**Task item:** Which lines in the entries below contain the string "hibernate"? Show each of them in full.

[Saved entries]
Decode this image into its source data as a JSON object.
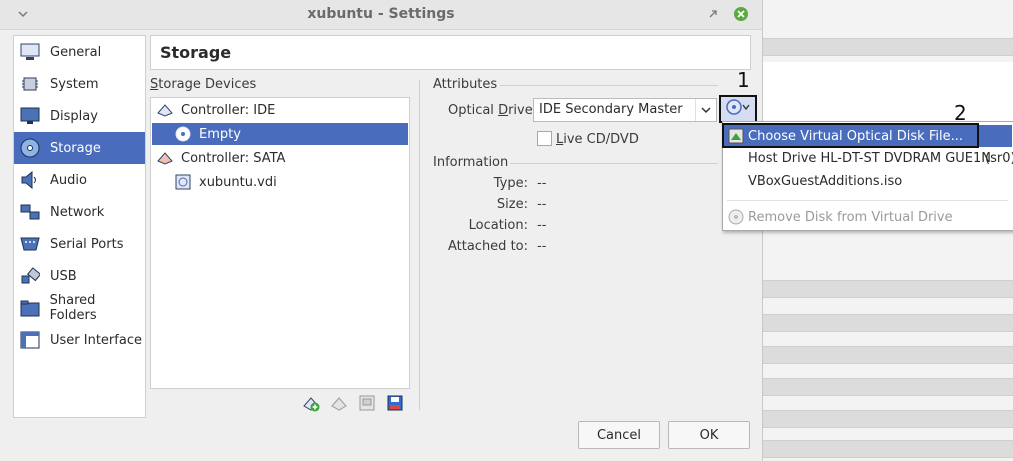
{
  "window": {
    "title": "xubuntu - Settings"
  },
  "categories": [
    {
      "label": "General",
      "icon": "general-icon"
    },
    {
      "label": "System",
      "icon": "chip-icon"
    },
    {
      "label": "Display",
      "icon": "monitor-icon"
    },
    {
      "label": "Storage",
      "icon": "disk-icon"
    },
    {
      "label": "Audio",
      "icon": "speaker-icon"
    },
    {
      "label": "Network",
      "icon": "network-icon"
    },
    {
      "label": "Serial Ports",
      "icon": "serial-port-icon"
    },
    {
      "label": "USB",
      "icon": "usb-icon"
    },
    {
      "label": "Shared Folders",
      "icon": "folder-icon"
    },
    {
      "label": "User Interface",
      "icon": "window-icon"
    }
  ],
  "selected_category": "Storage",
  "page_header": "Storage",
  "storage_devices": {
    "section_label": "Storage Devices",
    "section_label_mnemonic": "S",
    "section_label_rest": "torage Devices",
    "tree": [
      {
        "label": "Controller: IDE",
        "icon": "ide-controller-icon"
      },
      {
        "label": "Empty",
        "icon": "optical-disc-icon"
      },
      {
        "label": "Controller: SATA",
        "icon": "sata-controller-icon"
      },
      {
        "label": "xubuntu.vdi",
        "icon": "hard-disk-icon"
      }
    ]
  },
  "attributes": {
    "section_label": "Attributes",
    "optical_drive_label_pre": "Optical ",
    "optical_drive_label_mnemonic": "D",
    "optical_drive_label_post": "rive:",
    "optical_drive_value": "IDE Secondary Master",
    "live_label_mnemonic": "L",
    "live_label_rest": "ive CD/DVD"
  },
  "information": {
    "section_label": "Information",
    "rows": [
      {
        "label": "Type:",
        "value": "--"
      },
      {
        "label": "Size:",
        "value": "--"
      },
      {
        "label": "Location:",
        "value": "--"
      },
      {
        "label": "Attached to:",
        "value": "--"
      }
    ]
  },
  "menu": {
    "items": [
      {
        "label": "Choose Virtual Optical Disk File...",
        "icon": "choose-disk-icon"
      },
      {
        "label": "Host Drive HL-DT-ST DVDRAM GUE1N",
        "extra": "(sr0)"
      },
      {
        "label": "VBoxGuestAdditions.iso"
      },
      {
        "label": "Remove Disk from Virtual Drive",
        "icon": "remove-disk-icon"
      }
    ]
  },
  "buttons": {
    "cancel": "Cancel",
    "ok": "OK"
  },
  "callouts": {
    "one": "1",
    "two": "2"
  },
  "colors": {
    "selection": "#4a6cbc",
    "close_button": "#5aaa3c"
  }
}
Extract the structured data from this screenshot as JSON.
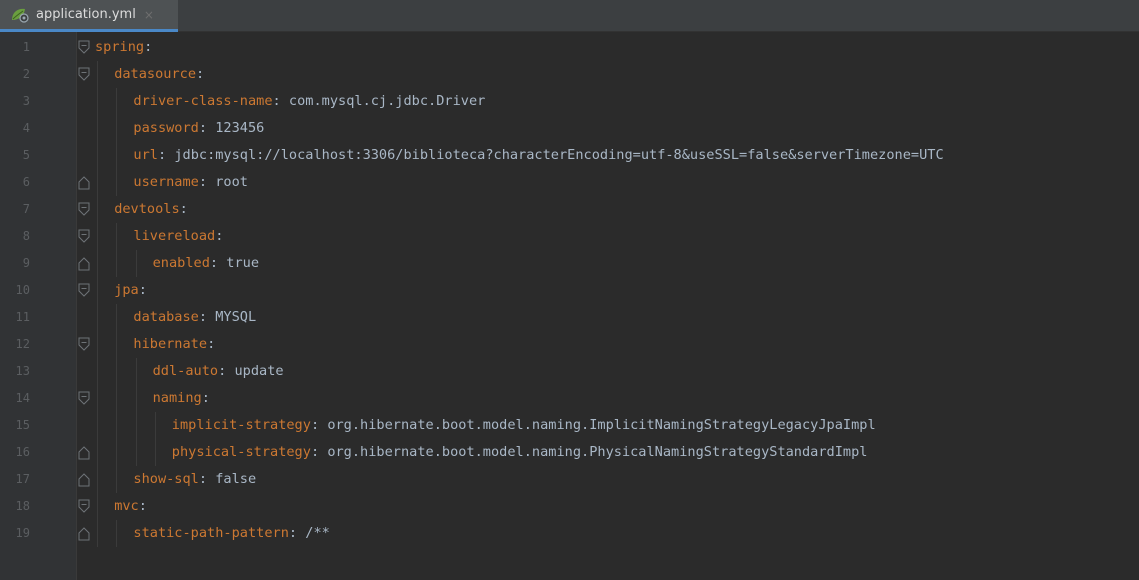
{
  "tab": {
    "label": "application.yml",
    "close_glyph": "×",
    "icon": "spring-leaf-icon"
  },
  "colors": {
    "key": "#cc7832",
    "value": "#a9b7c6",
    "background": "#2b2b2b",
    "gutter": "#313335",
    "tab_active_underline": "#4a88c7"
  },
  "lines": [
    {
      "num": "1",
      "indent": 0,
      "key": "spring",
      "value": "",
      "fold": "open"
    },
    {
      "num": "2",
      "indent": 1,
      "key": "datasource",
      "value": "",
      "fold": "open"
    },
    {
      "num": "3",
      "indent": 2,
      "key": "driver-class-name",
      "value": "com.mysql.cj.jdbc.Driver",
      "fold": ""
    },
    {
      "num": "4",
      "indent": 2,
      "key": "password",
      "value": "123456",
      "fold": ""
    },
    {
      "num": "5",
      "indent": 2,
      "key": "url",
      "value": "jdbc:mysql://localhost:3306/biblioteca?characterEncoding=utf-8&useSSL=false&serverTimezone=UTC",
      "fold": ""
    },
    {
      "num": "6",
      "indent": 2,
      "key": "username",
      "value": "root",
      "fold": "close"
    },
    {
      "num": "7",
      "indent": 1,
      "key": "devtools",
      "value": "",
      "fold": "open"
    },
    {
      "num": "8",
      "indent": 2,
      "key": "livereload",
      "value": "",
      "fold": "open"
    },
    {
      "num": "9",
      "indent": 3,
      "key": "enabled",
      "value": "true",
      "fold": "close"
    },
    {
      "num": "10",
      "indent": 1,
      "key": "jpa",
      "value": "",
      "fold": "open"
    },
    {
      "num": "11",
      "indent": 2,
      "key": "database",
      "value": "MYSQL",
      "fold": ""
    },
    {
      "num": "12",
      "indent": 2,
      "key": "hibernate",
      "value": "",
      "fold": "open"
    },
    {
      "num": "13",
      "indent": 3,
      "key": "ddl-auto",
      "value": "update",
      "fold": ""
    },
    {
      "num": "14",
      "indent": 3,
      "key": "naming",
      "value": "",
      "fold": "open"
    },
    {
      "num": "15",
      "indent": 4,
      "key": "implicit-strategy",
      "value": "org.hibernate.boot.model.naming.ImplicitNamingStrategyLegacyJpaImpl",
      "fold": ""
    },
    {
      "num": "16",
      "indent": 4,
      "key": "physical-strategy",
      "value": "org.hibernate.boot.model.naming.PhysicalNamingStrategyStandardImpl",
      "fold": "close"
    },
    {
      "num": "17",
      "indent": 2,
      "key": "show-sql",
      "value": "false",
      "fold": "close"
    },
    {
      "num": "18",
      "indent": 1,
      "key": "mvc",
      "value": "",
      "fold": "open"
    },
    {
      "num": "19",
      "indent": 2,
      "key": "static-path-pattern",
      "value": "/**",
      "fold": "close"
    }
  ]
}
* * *
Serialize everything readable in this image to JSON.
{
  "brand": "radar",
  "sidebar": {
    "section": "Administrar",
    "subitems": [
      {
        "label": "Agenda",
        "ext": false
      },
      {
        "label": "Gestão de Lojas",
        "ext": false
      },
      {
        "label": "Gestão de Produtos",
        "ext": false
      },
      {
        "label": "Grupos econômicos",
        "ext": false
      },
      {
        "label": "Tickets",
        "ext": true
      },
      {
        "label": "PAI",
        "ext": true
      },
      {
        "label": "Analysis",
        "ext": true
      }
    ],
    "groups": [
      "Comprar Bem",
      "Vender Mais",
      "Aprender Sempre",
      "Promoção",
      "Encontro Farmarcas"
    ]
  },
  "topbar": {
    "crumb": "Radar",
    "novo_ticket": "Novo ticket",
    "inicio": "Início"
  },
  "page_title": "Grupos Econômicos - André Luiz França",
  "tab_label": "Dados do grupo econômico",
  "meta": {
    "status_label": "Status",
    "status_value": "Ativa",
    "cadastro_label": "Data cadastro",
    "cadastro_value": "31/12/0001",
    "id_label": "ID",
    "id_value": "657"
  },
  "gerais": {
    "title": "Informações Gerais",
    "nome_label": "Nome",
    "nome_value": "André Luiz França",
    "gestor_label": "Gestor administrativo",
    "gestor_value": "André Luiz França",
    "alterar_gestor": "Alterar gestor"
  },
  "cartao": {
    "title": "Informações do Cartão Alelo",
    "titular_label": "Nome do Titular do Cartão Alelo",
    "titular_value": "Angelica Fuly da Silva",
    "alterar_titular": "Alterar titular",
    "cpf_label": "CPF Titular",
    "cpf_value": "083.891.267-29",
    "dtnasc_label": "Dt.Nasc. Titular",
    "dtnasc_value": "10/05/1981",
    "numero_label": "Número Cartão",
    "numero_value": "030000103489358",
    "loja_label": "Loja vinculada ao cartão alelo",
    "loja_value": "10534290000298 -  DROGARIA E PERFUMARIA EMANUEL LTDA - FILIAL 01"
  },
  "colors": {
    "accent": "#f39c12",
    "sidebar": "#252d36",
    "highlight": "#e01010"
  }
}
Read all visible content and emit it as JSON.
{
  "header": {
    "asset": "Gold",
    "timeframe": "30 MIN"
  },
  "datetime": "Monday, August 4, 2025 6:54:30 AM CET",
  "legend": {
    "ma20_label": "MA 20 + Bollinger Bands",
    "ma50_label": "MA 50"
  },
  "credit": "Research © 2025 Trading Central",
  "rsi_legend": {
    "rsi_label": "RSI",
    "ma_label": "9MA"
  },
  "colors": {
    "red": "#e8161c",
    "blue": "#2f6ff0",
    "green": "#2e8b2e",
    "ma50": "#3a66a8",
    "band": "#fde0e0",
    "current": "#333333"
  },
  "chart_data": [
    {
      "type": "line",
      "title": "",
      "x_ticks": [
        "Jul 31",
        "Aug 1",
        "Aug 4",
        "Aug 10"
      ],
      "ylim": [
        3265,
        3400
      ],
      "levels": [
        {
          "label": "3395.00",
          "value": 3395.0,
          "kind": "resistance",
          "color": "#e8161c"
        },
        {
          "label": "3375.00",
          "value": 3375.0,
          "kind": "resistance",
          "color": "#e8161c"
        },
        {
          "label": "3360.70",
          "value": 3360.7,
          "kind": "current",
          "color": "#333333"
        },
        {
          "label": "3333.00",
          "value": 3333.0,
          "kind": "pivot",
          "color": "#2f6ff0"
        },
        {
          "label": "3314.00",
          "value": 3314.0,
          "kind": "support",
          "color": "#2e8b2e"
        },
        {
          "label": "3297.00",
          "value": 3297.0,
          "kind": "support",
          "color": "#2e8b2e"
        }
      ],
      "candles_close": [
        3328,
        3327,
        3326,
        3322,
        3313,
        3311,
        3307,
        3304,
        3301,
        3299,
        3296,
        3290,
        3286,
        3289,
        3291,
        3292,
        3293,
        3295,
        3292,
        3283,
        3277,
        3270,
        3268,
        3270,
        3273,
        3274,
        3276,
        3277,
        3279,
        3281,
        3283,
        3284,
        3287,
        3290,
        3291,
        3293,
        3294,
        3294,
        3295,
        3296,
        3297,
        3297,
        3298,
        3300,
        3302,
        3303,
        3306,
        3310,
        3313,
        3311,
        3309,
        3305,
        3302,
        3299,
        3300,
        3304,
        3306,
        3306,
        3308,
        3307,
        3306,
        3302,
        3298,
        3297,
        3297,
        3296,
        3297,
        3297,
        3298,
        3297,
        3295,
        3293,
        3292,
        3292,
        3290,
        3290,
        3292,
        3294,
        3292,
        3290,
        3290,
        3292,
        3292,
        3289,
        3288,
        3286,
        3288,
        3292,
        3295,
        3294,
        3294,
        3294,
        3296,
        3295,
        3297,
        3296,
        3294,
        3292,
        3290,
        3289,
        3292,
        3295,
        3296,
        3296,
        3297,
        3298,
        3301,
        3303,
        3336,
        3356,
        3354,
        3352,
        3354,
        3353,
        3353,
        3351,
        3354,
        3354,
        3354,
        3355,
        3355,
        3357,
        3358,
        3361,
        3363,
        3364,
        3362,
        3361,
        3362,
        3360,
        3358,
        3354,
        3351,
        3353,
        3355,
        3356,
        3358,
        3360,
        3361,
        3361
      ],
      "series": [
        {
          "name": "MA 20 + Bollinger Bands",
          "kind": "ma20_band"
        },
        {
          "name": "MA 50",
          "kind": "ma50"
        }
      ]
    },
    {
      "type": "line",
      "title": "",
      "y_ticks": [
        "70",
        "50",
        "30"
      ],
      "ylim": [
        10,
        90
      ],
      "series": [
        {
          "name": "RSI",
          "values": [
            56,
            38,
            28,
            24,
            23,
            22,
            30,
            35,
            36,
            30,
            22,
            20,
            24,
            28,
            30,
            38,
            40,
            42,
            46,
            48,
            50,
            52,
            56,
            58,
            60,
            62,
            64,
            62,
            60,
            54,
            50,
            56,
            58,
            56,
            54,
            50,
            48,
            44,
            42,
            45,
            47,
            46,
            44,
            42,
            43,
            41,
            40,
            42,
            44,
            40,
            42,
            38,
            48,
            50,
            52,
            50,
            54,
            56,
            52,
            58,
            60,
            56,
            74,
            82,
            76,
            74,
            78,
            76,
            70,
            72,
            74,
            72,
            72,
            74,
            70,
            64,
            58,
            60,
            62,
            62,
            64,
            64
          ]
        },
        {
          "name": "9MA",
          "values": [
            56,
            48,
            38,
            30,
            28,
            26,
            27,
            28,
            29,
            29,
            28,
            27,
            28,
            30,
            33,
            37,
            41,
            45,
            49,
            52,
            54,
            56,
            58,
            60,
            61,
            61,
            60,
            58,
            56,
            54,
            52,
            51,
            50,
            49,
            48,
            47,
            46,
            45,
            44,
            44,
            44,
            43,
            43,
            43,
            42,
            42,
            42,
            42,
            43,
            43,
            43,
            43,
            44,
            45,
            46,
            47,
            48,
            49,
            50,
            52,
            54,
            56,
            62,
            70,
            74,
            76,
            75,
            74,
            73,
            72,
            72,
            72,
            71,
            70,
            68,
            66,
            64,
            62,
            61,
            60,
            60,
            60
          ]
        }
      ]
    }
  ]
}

**Response box:**
      "key": "hibernate",
      "value": "org.hibernate.boot.model.naming.ImplicitNamingStrategyLegacyJpaImpl",
      "value": "org.hibernate.boot.model.naming.PhysicalNamingStrategyStandardImpl",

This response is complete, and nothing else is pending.